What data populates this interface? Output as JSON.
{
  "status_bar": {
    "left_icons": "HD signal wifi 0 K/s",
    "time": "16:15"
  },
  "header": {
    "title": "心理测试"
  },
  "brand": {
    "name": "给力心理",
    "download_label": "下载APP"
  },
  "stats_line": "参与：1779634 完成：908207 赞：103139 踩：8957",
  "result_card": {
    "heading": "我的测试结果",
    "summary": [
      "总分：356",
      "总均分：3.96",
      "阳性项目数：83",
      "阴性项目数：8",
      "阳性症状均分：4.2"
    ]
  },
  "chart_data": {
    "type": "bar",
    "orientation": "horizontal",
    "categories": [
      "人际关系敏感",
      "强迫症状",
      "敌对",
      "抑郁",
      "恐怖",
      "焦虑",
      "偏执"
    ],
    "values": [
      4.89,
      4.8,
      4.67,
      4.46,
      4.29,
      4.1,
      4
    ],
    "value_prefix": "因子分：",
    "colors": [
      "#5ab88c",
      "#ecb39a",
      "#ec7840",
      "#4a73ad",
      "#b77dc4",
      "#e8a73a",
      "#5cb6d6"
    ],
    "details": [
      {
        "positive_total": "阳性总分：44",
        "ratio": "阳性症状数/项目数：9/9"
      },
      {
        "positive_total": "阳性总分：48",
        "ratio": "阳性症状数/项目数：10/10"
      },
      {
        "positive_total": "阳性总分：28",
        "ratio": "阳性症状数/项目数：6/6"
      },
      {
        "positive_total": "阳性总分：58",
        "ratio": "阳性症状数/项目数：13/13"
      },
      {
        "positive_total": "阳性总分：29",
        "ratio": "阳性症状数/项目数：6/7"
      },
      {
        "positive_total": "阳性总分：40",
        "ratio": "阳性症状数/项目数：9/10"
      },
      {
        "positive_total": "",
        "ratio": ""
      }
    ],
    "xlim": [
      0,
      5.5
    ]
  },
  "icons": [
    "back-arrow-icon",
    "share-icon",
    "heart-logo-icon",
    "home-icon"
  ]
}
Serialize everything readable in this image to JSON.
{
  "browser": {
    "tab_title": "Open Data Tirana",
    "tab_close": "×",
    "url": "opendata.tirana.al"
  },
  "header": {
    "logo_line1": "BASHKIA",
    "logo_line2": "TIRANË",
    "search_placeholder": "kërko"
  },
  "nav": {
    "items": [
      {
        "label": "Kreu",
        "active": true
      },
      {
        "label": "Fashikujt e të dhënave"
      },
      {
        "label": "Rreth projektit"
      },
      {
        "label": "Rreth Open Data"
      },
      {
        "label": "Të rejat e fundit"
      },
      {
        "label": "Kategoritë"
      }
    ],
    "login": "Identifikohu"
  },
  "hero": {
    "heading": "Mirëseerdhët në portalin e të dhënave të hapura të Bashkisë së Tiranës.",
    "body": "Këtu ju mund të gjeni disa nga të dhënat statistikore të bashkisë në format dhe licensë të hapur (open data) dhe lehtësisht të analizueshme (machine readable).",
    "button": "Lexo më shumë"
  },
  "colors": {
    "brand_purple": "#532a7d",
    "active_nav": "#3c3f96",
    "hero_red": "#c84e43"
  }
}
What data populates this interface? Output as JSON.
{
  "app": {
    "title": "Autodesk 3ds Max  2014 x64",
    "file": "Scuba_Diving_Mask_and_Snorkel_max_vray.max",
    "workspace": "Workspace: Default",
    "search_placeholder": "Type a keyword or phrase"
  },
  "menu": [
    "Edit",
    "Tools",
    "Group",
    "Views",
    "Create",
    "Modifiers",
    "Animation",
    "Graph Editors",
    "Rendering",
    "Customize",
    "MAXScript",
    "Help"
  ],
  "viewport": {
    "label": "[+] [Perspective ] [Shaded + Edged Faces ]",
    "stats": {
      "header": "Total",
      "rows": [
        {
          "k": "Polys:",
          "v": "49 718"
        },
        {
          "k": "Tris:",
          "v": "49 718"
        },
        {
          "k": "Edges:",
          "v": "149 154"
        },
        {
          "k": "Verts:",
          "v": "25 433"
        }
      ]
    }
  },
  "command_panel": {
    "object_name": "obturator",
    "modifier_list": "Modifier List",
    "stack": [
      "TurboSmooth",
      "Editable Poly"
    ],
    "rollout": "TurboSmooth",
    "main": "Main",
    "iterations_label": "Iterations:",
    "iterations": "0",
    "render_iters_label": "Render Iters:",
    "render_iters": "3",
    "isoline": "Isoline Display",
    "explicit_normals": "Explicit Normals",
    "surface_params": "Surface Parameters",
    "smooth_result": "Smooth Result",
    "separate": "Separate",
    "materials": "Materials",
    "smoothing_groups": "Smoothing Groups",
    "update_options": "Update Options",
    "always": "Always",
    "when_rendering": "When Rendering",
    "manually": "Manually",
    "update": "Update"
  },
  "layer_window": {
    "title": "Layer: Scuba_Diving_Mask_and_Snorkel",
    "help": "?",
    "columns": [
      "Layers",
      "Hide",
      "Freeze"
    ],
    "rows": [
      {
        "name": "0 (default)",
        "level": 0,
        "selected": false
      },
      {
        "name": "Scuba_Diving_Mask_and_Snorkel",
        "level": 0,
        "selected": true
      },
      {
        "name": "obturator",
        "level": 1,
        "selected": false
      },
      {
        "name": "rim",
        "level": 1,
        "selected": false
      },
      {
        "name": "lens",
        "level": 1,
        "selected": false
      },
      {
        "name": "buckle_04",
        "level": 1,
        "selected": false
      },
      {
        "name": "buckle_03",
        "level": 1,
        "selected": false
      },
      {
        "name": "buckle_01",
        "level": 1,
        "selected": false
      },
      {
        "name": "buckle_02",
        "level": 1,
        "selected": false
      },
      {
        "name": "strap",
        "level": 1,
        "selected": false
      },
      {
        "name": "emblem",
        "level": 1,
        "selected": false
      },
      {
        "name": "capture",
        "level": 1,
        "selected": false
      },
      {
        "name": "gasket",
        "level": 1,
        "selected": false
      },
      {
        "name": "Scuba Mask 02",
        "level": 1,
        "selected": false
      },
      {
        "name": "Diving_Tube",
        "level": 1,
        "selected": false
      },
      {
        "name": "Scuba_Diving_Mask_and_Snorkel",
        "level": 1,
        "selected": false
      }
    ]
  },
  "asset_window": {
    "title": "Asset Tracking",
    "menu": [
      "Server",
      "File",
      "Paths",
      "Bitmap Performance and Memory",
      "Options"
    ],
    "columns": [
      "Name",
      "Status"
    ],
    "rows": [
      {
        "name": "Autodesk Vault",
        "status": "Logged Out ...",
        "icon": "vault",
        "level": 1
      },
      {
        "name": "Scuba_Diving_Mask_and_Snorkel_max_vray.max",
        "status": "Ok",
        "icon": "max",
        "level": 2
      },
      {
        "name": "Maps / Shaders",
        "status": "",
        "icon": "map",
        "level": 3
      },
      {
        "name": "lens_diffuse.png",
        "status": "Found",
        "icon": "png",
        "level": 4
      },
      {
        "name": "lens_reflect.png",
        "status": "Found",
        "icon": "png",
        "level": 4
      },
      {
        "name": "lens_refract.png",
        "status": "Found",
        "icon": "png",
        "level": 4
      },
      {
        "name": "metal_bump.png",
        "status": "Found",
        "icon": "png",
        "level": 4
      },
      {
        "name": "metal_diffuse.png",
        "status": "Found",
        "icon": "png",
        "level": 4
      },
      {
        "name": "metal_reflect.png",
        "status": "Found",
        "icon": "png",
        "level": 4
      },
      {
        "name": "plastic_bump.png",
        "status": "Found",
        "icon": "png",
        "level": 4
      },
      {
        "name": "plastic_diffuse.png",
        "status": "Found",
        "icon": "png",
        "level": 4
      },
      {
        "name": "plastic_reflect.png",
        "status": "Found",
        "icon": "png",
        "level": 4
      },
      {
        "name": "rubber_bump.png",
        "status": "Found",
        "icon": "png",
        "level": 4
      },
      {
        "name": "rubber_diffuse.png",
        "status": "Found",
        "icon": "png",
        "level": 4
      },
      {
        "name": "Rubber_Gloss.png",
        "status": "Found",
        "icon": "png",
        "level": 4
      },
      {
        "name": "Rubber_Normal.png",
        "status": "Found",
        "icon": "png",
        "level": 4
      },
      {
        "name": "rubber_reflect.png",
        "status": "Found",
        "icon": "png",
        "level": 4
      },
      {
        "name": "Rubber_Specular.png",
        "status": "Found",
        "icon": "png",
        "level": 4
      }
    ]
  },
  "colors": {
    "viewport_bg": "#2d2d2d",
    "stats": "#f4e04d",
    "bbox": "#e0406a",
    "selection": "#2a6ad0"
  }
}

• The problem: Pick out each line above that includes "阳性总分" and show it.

• Task result:
        "positive_total": "阳性总分：44",
        "positive_total": "阳性总分：48",
        "positive_total": "阳性总分：28",
        "positive_total": "阳性总分：58",
        "positive_total": "阳性总分：29",
        "positive_total": "阳性总分：40",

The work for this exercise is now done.